Step Two (40 minutes)
Note: If done over two periods this step can be started on day one and completed on day 2.
To create their presentations, students may work in small groups or individually. The presentation should be on religion and labor in the early twentieth century.
Each presentation will feature
- A main argument that religion shaped ideas about labor OR that labor shaped ideas about religion.
- Evidence from primary sources the students analyzed supporting their position.
- A title for the presentation
Again this presentation could be designed as a slides presentation or a video using the tools mentioned above.
Step Three (20 minutes)
Share presentations with the class. If students worked in groups, there should be enough time for all students to share.
General Tips for Teaching Controversial Subjects
Teaching history inevitably means teaching about topics that generate strong reactions from a wide range of people. While not every reaction can be anticipated, the following tips can provide a strong basis for a rationale for your learning activities:
- Center activities on primary sources. Primary sources are tangible evidence that allow students to engage directly with history. These primary sources in particular were preserved and digitized by the Library of Congress because they were deemed important to the history of the United States.
- Discussion and analysis of these sources can be wide ranging, but within each class those discussions can always be turned back to the source itself.
- The sources are also, by definition, only pieces of a puzzle. They bring us closer to understanding the past but there is always room for doubt and uncertainty.

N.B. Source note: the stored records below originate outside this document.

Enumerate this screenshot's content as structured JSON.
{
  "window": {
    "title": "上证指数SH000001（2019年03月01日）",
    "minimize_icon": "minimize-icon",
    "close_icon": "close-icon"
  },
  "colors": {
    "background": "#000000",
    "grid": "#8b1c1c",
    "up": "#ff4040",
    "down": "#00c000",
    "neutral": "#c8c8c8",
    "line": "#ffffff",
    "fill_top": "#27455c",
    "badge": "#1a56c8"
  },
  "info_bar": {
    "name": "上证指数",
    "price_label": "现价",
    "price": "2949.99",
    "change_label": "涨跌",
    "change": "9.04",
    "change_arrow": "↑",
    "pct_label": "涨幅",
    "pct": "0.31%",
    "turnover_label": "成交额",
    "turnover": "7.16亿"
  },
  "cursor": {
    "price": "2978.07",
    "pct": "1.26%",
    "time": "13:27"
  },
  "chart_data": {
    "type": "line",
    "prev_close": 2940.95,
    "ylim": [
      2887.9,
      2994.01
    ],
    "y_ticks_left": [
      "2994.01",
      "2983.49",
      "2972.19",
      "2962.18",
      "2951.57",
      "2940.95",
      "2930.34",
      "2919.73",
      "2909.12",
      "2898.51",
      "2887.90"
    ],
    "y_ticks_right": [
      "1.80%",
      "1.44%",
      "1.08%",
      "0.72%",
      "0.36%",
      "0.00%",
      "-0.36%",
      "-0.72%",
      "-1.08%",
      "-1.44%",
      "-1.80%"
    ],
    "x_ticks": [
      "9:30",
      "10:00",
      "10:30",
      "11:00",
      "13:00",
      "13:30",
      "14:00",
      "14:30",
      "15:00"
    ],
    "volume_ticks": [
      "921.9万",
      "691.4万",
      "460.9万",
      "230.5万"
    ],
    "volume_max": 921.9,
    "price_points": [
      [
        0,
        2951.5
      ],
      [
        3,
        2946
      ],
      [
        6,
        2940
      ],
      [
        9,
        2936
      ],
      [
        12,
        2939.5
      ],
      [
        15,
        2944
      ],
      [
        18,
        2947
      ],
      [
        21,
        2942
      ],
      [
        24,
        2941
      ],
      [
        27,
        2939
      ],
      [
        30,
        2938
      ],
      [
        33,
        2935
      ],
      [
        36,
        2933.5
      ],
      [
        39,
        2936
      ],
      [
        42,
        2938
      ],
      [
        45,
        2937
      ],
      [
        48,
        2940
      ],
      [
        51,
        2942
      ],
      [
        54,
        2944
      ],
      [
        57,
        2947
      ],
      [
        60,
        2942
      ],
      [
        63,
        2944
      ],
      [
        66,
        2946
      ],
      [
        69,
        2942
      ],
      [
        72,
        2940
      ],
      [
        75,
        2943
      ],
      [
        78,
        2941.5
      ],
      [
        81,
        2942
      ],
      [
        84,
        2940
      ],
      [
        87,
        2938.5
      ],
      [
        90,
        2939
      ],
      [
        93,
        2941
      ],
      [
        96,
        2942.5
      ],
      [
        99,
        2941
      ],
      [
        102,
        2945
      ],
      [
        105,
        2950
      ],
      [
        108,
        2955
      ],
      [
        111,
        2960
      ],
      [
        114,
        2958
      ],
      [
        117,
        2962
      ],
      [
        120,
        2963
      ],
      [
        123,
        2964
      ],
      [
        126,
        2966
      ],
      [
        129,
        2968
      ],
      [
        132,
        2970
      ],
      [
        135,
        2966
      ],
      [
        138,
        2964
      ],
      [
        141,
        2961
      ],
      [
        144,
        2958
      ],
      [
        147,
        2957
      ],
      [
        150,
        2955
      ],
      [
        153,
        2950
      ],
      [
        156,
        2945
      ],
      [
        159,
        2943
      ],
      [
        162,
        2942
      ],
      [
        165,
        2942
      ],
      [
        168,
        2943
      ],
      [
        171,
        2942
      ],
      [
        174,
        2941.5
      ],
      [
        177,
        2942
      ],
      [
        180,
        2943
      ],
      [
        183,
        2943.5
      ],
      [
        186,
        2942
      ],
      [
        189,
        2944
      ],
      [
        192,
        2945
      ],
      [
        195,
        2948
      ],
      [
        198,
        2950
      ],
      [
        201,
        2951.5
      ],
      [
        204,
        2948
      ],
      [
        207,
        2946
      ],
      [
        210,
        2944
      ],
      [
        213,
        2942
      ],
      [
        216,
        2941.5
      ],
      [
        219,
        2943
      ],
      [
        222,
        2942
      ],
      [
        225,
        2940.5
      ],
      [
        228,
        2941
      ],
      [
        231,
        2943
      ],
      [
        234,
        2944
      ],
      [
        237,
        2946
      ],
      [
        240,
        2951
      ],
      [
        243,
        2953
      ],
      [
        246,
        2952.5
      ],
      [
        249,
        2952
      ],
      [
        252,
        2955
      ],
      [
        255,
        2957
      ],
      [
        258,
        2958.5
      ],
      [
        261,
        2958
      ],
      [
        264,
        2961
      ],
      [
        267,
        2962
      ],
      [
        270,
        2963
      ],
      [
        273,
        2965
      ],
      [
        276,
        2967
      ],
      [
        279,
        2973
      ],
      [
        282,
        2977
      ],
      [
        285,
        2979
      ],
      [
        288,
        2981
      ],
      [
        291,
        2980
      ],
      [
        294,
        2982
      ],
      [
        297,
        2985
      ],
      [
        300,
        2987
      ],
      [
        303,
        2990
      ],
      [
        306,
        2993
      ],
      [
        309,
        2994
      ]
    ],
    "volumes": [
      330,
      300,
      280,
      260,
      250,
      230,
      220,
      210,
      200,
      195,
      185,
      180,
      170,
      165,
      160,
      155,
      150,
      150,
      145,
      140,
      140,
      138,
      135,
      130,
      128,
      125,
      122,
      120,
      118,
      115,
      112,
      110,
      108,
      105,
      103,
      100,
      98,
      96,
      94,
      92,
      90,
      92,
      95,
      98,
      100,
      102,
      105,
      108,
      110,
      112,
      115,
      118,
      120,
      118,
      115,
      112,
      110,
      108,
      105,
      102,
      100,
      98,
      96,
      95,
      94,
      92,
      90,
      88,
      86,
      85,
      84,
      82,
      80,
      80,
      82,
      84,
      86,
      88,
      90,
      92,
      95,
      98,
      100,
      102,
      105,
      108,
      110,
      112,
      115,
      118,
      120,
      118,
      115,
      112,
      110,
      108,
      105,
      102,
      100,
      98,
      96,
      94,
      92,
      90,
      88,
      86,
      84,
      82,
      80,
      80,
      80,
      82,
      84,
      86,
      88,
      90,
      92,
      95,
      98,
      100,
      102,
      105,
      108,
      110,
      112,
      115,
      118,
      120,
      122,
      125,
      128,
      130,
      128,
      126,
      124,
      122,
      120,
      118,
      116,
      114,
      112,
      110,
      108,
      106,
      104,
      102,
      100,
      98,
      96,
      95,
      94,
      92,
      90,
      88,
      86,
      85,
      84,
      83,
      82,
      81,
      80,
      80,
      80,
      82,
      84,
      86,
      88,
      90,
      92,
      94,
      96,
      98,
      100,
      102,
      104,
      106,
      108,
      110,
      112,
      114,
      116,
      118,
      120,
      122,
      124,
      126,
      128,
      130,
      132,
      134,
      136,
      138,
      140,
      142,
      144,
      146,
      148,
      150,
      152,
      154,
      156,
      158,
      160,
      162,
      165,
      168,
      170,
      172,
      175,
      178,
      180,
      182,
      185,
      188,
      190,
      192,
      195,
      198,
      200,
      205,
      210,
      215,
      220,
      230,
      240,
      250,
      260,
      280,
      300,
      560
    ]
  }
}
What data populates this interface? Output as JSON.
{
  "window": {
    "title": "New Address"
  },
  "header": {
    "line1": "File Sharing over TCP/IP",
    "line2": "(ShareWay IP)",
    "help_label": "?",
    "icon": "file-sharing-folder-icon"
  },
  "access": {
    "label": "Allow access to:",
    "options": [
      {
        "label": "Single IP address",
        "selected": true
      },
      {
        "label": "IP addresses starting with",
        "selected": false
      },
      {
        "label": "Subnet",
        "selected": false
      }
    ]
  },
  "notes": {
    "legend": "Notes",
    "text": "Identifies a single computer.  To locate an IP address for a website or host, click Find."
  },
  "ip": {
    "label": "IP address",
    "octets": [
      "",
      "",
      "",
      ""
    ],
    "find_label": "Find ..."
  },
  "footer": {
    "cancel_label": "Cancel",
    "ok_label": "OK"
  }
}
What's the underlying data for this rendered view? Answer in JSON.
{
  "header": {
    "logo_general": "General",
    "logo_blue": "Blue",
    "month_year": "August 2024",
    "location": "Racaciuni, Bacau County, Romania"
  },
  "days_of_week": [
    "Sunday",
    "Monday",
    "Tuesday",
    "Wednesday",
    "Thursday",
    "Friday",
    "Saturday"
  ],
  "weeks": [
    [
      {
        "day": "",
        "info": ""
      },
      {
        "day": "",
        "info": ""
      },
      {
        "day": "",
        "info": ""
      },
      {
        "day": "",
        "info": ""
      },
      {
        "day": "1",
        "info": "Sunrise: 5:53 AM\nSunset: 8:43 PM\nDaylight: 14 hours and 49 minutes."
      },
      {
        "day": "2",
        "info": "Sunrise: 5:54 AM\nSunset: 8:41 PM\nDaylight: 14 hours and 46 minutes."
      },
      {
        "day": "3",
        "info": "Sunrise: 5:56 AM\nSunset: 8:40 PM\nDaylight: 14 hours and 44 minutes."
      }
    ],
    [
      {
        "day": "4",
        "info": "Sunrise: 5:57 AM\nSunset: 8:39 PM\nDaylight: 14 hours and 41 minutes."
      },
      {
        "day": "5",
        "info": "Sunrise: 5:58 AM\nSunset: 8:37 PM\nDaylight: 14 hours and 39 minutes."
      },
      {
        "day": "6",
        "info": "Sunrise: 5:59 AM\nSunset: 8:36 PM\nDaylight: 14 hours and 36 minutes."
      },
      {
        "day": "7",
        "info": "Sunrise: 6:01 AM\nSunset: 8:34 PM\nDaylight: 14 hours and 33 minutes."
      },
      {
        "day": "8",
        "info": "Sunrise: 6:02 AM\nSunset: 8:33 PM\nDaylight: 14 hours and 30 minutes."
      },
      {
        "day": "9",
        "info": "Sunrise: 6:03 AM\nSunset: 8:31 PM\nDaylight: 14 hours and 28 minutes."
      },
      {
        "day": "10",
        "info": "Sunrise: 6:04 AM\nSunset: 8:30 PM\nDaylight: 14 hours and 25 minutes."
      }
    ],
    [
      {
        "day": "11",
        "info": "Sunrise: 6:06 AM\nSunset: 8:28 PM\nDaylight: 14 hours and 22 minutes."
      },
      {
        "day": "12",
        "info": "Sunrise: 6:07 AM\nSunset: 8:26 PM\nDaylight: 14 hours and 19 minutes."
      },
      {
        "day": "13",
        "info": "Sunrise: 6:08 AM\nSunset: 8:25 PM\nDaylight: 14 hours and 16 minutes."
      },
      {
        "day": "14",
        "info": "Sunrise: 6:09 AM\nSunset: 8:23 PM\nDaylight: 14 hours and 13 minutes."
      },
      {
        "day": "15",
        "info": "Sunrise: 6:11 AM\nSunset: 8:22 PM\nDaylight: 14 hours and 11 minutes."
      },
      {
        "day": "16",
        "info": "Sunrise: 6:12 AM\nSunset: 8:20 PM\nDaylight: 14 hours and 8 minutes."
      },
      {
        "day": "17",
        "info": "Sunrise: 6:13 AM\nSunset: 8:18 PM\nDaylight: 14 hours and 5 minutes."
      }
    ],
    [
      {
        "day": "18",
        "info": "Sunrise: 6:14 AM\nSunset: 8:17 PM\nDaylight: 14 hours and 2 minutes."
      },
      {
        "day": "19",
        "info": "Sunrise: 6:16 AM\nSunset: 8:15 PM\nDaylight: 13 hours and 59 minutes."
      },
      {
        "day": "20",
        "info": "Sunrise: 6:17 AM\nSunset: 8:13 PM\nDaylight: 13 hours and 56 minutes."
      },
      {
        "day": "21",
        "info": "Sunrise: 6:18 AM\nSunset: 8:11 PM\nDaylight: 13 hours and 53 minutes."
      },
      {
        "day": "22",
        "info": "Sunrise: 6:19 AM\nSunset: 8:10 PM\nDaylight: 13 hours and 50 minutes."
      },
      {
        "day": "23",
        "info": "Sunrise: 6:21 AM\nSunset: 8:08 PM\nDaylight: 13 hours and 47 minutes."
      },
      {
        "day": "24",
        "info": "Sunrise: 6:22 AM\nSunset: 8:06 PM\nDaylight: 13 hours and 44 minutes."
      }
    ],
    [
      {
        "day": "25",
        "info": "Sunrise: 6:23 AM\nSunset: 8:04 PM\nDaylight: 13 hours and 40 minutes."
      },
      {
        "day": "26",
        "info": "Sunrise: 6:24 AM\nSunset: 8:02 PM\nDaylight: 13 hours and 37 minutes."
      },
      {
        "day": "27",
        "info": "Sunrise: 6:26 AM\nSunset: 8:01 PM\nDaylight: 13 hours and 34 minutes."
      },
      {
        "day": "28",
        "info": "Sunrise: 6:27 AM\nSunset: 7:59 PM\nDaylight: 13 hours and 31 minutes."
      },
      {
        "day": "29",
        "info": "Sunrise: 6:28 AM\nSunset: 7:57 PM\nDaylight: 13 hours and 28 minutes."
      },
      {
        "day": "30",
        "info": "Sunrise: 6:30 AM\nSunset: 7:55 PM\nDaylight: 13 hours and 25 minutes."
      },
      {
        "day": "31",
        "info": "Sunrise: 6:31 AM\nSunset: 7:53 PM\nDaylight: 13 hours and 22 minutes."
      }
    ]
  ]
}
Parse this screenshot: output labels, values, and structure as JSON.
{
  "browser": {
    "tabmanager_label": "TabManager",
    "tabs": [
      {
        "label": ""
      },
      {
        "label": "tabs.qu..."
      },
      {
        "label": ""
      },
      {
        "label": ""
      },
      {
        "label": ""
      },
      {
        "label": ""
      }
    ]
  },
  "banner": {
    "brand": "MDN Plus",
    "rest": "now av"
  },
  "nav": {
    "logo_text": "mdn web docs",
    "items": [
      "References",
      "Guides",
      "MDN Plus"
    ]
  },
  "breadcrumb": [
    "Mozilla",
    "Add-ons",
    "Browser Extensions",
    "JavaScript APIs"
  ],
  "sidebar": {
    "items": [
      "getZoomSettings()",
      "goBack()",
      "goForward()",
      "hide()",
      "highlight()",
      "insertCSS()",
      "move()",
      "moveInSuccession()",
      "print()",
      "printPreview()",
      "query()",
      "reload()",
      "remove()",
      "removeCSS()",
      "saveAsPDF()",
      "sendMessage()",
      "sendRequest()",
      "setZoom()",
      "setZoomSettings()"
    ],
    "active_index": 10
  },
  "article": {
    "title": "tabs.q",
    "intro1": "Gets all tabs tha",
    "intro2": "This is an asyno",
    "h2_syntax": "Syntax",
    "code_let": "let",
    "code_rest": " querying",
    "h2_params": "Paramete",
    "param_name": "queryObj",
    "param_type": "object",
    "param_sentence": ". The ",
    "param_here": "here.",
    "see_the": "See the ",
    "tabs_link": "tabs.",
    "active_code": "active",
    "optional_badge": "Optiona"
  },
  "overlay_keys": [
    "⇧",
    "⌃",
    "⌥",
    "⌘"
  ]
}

- Questions, Observations, and Reflections should come from students. These are primarily student-directed learning activities. It is the instructor's role to create a space for inquiry and empower students to drive the inquiry.
- Linking to state or national standards can provide support and justification for classroom activities such as these. The labor movement, unionization, and reforms like the 8-hour workday are explicitly mentioned in many state standards for example. The activities in this guide also link to NCSS Themes including Theme 1: Culture ("How do various aspects of culture such as belief systems, religious faith, or political ideals, influence other parts of a culture such as its institutions or literature, music, and art?") and Theme 7: Production, Distribution, and Consumption ("What is the most effective allocation of the factors of production (land, labor, capital, and entrepreneurship)?")